Net Zero Energy Buildings: How States Measure Up
California and New York lead the way, but several other states are catching up quickly.
California and New York, which house 20 percent of the country’s population but produce less than 10 percent of its carbon emissions, are leading the way in decreasing energy use through the proliferation of net zero energy building, among other strategies. California boasts the country’s most ambitious net zero energy-related initiatives, with Architecture 2030 and Title 24 aiming to have all new residential buildings be net zero energy by 2020. For commercial buildings, the goal is 2030 for 100 percent of new builds and 50 percent for existing buildings.
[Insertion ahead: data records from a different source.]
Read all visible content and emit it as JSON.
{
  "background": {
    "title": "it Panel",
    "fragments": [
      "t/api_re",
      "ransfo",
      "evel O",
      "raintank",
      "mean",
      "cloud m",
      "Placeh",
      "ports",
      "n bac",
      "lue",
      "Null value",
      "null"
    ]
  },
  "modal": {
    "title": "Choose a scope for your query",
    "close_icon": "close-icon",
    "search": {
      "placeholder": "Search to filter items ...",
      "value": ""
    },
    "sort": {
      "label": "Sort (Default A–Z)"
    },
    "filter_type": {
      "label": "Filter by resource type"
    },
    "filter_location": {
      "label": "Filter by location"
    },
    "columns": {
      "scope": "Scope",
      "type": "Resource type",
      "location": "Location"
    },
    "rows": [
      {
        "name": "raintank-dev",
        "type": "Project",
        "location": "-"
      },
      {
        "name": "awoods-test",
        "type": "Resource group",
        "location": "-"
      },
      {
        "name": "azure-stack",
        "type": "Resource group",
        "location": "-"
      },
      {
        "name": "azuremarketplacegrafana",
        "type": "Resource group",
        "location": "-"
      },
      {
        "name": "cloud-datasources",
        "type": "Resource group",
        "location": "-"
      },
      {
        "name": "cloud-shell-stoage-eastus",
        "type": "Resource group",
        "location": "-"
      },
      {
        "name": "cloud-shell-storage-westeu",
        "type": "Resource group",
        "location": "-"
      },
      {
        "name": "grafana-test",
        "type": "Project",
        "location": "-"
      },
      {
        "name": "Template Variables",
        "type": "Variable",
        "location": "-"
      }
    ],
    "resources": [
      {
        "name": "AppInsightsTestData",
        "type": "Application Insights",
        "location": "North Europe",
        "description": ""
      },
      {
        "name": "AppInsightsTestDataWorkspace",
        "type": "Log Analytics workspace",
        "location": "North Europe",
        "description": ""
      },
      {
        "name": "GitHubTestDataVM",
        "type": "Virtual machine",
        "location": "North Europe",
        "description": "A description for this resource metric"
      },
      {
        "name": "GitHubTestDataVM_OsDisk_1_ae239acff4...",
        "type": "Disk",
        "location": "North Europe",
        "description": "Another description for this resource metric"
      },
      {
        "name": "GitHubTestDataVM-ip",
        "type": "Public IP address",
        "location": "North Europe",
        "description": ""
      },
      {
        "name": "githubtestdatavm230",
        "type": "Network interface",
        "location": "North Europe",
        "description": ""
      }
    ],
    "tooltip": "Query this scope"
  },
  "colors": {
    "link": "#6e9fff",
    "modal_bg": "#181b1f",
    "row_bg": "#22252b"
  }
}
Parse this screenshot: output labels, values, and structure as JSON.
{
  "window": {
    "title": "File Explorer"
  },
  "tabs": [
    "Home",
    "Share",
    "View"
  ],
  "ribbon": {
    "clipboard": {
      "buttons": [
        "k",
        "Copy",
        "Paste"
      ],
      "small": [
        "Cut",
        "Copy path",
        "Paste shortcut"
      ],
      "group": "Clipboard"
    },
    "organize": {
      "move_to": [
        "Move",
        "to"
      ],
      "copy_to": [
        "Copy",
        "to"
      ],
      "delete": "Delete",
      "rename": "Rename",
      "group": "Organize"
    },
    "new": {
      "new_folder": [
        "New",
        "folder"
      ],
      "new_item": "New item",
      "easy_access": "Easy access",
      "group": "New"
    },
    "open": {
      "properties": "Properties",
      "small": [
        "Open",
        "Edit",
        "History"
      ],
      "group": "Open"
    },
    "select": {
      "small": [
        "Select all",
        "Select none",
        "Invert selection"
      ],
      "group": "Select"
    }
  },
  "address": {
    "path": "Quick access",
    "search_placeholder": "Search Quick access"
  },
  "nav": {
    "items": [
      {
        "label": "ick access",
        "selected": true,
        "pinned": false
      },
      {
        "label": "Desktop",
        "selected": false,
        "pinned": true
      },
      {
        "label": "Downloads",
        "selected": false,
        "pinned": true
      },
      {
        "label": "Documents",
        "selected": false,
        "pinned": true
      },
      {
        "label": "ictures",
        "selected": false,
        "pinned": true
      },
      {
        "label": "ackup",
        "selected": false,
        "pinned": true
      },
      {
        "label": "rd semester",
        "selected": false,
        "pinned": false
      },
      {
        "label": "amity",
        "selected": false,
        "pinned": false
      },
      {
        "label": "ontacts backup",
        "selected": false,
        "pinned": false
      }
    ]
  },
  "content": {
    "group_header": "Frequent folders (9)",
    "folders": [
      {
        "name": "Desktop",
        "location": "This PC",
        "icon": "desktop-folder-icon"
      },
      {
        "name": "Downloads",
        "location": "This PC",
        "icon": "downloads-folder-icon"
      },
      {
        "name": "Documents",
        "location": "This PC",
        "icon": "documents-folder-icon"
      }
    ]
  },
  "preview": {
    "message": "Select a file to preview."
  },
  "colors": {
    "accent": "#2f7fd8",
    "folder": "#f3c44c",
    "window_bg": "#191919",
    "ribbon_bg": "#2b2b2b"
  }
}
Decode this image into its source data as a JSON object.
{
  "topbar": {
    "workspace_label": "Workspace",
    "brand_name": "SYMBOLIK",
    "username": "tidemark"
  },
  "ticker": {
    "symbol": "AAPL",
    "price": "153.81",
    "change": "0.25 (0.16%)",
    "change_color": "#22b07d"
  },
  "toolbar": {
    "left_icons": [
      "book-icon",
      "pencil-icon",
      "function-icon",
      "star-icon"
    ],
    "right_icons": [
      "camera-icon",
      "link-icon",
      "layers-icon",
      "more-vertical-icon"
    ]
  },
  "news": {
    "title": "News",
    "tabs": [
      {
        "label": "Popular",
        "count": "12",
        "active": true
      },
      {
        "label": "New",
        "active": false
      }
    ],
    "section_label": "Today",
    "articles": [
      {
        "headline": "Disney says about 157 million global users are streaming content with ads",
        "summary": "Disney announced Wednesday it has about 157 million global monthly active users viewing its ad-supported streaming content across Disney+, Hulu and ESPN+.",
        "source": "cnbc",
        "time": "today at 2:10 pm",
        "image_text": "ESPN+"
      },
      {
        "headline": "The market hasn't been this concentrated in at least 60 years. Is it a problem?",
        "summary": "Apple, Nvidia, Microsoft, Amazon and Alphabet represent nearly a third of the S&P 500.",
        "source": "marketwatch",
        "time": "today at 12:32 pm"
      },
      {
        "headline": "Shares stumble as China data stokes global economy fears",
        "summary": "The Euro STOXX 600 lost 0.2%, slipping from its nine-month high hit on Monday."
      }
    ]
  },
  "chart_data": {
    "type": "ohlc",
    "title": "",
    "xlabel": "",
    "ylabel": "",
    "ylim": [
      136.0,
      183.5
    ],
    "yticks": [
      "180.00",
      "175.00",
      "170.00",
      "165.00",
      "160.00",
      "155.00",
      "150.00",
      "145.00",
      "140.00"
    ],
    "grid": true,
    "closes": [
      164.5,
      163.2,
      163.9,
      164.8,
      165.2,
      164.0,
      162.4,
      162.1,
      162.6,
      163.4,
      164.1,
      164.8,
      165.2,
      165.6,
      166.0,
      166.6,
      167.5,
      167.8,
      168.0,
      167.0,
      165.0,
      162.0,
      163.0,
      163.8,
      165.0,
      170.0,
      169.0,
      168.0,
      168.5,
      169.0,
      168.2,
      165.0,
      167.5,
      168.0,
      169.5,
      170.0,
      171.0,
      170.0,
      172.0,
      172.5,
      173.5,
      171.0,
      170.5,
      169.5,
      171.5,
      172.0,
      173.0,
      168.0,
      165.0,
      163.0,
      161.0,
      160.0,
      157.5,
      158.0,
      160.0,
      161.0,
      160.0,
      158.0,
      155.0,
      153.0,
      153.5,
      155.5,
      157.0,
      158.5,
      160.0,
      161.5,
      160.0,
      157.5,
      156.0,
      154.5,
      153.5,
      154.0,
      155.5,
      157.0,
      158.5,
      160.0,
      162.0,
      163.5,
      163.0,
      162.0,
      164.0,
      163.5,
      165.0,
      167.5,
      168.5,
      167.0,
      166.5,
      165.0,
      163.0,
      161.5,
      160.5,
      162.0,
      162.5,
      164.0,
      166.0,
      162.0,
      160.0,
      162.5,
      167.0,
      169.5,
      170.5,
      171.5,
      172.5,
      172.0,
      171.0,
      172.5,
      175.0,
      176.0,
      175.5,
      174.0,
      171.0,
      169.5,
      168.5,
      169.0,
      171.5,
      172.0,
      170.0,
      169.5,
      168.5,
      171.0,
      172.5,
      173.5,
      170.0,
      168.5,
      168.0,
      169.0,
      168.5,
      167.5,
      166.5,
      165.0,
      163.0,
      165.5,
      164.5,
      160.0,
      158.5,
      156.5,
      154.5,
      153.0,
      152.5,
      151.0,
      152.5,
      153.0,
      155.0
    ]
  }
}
Utilities, owners, contractors, designers and developers are working together to pursue these ambitious, yet increasingly attainable, objectives.
While these are goals, not mandates, California has enacted some significant new requirements in recent months that are making headlines across the country. All new homes and multifamily buildings up to three stories in the state must have rooftop solar starting in 2020. Over a 30-year mortgage, the California Energy Commission estimates that the solar panels will add about $40 per month to mortgage payments, but save $80 in lighting, heating and cooling costs. This results in $19,000 in energy savings over the lifetime of a 30-year mortgage. It’s only natural that something similar will be enacted for new commercial buildings in the state in the near future. California building owners that take steps now to achieve net zero energy will be ahead of the game when these regulations hit.
Even in states without regulations or stated goals, net zero energy buildings are becoming more and more popular. Currently, the New Buildings Institute documents 67 net zero energy verified and 415 net zero energy emerging projects nationwide. The vast majority of these are in California, but there is also a large percentage in several Northeastern states followed by Oregon, Arizona, Texas and Florida.